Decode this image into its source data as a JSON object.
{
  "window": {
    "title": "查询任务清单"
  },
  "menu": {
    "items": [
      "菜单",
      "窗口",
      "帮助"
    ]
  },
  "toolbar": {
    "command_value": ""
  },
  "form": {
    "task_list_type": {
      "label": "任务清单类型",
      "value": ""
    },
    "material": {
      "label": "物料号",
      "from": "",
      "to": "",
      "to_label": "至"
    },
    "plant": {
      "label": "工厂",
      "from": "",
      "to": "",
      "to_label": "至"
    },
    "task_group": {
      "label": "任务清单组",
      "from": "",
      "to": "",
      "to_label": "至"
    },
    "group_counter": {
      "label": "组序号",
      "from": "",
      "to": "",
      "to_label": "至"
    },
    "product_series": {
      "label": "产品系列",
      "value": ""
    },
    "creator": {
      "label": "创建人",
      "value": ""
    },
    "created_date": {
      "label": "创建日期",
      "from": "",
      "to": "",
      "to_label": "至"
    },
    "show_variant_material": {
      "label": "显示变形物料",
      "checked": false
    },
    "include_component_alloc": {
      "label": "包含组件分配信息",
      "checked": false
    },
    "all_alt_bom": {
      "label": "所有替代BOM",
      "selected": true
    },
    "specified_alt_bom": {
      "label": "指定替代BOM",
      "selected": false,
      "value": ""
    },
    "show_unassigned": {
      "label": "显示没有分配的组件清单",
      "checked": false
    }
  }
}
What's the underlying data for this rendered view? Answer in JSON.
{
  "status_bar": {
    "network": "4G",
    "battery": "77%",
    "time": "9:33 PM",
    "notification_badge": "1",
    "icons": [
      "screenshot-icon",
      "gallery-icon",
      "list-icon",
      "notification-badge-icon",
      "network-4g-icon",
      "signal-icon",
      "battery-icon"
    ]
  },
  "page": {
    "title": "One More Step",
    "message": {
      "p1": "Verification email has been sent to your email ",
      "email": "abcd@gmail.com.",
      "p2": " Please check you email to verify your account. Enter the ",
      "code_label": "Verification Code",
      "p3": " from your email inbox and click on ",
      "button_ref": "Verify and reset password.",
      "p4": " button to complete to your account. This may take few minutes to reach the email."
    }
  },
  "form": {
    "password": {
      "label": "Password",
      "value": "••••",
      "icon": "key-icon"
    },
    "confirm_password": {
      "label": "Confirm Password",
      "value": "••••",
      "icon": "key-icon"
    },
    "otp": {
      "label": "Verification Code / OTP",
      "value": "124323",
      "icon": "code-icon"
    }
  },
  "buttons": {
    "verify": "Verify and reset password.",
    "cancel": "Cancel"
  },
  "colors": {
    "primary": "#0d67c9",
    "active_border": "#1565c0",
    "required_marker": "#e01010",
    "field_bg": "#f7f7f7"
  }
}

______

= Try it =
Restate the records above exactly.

= Result =
Decode this image into its source data as a JSON object.
{
  "window": {
    "title": "查询任务清单"
  },
  "menu": {
    "items": [
      "菜单",
      "窗口",
      "帮助"
    ]
  },
  "toolbar": {
    "command_value": ""
  },
  "form": {
    "task_list_type": {
      "label": "任务清单类型",
      "value": ""
    },
    "material": {
      "label": "物料号",
      "from": "",
      "to": "",
      "to_label": "至"
    },
    "plant": {
      "label": "工厂",
      "from": "",
      "to": "",
      "to_label": "至"
    },
    "task_group": {
      "label": "任务清单组",
      "from": "",
      "to": "",
      "to_label": "至"
    },
    "group_counter": {
      "label": "组序号",
      "from": "",
      "to": "",
      "to_label": "至"
    },
    "product_series": {
      "label": "产品系列",
      "value": ""
    },
    "creator": {
      "label": "创建人",
      "value": ""
    },
    "created_date": {
      "label": "创建日期",
      "from": "",
      "to": "",
      "to_label": "至"
    },
    "show_variant_material": {
      "label": "显示变形物料",
      "checked": false
    },
    "include_component_alloc": {
      "label": "包含组件分配信息",
      "checked": false
    },
    "all_alt_bom": {
      "label": "所有替代BOM",
      "selected": true
    },
    "specified_alt_bom": {
      "label": "指定替代BOM",
      "selected": false,
      "value": ""
    },
    "show_unassigned": {
      "label": "显示没有分配的组件清单",
      "checked": false
    }
  }
}
What's the underlying data for this rendered view? Answer in JSON.
{
  "status_bar": {
    "network": "4G",
    "battery": "77%",
    "time": "9:33 PM",
    "notification_badge": "1",
    "icons": [
      "screenshot-icon",
      "gallery-icon",
      "list-icon",
      "notification-badge-icon",
      "network-4g-icon",
      "signal-icon",
      "battery-icon"
    ]
  },
  "page": {
    "title": "One More Step",
    "message": {
      "p1": "Verification email has been sent to your email ",
      "email": "abcd@gmail.com.",
      "p2": " Please check you email to verify your account. Enter the ",
      "code_label": "Verification Code",
      "p3": " from your email inbox and click on ",
      "button_ref": "Verify and reset password.",
      "p4": " button to complete to your account. This may take few minutes to reach the email."
    }
  },
  "form": {
    "password": {
      "label": "Password",
      "value": "••••",
      "icon": "key-icon"
    },
    "confirm_password": {
      "label": "Confirm Password",
      "value": "••••",
      "icon": "key-icon"
    },
    "otp": {
      "label": "Verification Code / OTP",
      "value": "124323",
      "icon": "code-icon"
    }
  },
  "buttons": {
    "verify": "Verify and reset password.",
    "cancel": "Cancel"
  },
  "colors": {
    "primary": "#0d67c9",
    "active_border": "#1565c0",
    "required_marker": "#e01010",
    "field_bg": "#f7f7f7"
  }
}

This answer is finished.